 The complete text of the famous moral allegory The Apologue of the Banquet by Malthus can be found in our work the Totalitarian Trends of Liberalism, St. Louis, Central Bureau, 1997, p.102.
 We have devoted two works to these ideas and their posterity: The Totalitarian Trends of Liberalism cited above and The Gospel Confronting World Disorder, with a preface by Cardinal Ratzinger, St. Louis, Central Bureau, 1999.
 On the influence of these ideas in France, see Anne CARO, Histoire de l’eugénisme en France. Les médecins et la procréation. XIXe-Xxe siècle, Paris Èd. Du Seuil, 1995.
 We analyze these problems in La face cachée de l’ONU, Paris, Èd. Le Sarment/Fayard, 2000; also see our communication titled La ONU y la Globalización.
 There are more details on the conferences which we will be mentioning in our work Le Crash Démographique Éd. Le Sarment/Fayard, 1999; cf. especially chapter V “L’Onu et ses conferences concernant les Populations”.
 See our works cited above: The Totalitarian Trends of Liberalism, passim; and The Gospel Confronting World Disorder, passim.
 Cf. The Life and Death of NSSM 200 [“Kissinger Report”], published by Stephen D. Mumford. The text of the report is found on pages 47-186. This book may be ordered from the Center for Research on Population and Security, P.O. Box 13067, Research Triangle Park, NC 27709, USA
 See René Dumont, L’utopie ou la mort, Paris, Èd. Du Seuil, 1973, pp. 47.
 Cf. for example on this subject Ghazi M. FAROOQ and George B. SIMMONS (ed), Fertility in Developing Countries, London, Ed. Macmillan, reprinted. 1991; see especially the contribution by G.B. Simmons, “Theory of Fertility,” pp.20-55.
 We will refer to World Population Prospects. The 2000 Revision. Highlights, New York, Population Division.
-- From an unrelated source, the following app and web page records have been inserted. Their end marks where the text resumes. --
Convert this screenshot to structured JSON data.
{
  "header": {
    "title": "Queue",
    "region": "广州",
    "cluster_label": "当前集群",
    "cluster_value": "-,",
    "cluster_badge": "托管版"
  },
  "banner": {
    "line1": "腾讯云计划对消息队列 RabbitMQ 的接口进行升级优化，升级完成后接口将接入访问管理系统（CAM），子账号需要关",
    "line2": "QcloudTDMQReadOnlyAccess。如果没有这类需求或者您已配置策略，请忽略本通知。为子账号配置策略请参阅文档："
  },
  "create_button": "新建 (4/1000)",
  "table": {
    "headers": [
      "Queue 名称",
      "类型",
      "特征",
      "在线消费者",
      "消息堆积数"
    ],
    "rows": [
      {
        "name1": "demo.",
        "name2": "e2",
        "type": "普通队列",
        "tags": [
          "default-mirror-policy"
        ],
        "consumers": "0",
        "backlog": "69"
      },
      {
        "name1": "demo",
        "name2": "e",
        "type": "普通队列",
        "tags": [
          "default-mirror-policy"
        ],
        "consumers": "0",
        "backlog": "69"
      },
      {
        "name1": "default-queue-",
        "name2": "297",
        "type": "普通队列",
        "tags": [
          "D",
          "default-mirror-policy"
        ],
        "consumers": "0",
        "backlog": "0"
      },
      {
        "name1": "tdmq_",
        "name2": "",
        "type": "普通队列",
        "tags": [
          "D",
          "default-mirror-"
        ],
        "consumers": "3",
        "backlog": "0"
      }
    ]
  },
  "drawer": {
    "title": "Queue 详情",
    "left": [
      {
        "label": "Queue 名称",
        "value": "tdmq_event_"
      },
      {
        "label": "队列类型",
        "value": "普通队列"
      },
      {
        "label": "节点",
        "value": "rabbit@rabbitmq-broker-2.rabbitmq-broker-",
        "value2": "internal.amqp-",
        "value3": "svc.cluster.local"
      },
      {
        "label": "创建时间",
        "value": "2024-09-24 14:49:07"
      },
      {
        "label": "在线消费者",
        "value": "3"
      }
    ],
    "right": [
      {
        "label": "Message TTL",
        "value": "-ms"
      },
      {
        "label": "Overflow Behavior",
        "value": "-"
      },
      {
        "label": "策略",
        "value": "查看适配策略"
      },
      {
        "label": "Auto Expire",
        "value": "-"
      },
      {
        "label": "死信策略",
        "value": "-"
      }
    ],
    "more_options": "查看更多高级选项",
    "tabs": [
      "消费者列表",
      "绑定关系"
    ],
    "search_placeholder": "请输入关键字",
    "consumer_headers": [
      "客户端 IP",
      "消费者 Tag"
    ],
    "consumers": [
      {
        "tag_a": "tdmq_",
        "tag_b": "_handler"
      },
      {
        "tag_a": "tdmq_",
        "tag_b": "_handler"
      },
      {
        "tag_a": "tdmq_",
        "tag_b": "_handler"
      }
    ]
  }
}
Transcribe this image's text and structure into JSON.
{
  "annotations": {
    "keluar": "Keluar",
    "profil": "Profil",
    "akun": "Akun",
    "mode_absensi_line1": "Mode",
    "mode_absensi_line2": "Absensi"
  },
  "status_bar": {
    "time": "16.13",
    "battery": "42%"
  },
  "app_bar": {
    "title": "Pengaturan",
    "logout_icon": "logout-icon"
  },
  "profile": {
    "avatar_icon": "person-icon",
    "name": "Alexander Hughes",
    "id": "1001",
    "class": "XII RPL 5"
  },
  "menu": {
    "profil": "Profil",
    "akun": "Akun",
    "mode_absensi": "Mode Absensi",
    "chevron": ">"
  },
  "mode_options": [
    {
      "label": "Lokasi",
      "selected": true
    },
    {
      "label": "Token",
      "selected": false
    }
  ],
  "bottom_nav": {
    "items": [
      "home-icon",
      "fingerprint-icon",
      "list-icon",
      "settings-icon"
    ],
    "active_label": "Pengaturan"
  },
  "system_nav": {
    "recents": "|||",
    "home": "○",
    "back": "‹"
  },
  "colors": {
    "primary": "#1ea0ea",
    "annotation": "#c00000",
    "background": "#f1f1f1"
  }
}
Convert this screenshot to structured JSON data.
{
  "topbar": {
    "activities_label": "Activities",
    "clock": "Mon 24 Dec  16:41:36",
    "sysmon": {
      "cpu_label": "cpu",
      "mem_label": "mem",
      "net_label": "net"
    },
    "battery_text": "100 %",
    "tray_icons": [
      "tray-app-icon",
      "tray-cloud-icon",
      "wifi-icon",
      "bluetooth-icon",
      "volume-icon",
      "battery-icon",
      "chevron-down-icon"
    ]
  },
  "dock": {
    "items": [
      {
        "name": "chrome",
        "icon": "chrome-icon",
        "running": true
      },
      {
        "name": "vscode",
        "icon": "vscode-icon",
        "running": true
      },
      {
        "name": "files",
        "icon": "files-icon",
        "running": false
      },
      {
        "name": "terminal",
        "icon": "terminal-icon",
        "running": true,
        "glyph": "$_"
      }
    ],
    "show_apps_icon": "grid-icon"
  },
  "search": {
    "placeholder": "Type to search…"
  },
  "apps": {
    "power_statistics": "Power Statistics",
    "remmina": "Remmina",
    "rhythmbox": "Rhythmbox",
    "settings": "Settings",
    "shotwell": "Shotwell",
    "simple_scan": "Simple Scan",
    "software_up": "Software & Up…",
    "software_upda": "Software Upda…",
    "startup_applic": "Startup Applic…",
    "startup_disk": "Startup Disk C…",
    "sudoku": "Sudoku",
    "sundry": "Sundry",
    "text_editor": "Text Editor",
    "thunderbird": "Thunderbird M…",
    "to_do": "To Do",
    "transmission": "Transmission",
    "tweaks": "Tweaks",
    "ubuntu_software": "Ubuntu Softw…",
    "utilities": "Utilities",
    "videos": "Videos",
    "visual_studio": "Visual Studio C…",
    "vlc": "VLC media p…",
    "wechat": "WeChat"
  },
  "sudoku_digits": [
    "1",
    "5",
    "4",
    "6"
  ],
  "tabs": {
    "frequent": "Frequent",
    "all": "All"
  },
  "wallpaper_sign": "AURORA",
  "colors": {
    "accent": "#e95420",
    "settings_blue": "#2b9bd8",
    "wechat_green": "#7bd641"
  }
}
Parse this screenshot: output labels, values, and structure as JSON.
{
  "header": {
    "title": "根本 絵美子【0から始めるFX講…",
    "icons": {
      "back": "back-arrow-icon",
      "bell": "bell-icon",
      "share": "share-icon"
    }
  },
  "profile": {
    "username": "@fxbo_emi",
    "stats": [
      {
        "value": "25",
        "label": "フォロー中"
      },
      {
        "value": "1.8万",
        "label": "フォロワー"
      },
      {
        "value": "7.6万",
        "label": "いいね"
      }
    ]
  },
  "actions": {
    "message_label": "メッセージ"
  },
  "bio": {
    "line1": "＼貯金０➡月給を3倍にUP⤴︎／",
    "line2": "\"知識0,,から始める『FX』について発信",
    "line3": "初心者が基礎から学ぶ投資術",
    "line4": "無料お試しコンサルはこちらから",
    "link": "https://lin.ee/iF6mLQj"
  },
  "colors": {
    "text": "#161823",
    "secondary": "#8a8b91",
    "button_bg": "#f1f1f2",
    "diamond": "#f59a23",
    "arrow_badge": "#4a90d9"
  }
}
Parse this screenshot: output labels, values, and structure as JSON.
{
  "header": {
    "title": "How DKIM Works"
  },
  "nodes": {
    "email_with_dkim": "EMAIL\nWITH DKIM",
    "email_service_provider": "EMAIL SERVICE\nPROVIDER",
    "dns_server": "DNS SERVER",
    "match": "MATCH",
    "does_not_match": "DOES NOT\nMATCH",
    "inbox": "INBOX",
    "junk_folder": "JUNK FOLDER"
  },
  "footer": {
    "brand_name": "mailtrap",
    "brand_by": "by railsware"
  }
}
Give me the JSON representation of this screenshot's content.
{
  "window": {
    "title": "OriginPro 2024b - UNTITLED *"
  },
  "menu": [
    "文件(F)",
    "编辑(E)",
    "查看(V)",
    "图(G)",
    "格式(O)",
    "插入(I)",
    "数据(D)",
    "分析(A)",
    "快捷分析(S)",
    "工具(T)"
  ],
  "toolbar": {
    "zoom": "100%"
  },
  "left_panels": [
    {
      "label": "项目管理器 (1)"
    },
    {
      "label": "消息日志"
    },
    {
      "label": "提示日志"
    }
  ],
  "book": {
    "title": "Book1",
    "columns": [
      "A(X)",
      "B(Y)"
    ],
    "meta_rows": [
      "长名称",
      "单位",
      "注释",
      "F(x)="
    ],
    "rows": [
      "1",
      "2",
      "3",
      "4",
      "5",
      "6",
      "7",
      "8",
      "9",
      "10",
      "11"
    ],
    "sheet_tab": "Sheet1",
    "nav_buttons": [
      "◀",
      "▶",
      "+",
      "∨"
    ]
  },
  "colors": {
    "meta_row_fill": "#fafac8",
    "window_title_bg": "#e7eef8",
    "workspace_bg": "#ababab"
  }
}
Department of Economic and Social Affairs dated February 28 2001. This document is Draft ESA/P/WP.165. For fertility, see Table 3, pp. 31-34; for life expectancy, Table 4, pp. 35-38; for the rate of annual population growth, Table 7, pp. 47-50. For the 39 countries which, according to the projections, will have population declines between 2000 and 2050, see Table 15, p.58.
 Cf. Julian l. SIMON, Population Matters. People, Resources, Environment and Immigration, New York, transaction Publishers and Hudson Institute, 1990; ID., Population and Development in Poor Countries, Princeton University Press, 1992.
 See Gary S. BECKER, A Treatise on the Family, Cambridge, Massachusetts, Harvard University Press, 1994.
 See On this subject see our book La face cachée de l’ONU, pp. 61-70.
 Amartya Sen received the Nobel Prize for Economics in 1998. See his works; Un nouveau modèle économique. Développement, justice, liberté, Paris, Ed. Odile Jacob, 2000; L’économie est une science sociale, Paris, Ed. de la Découverte, 1999.
 See Gary S. BECKER, A Treatise on the Family, Cambridge, Massachusetts, Harvard University Press, 2nd edition 1994.
 This is one of the main theses of Claude MARTIN in L’après divorce. Lien familial et vulnerabilité, Presses Universitaires de Rennes, 1997.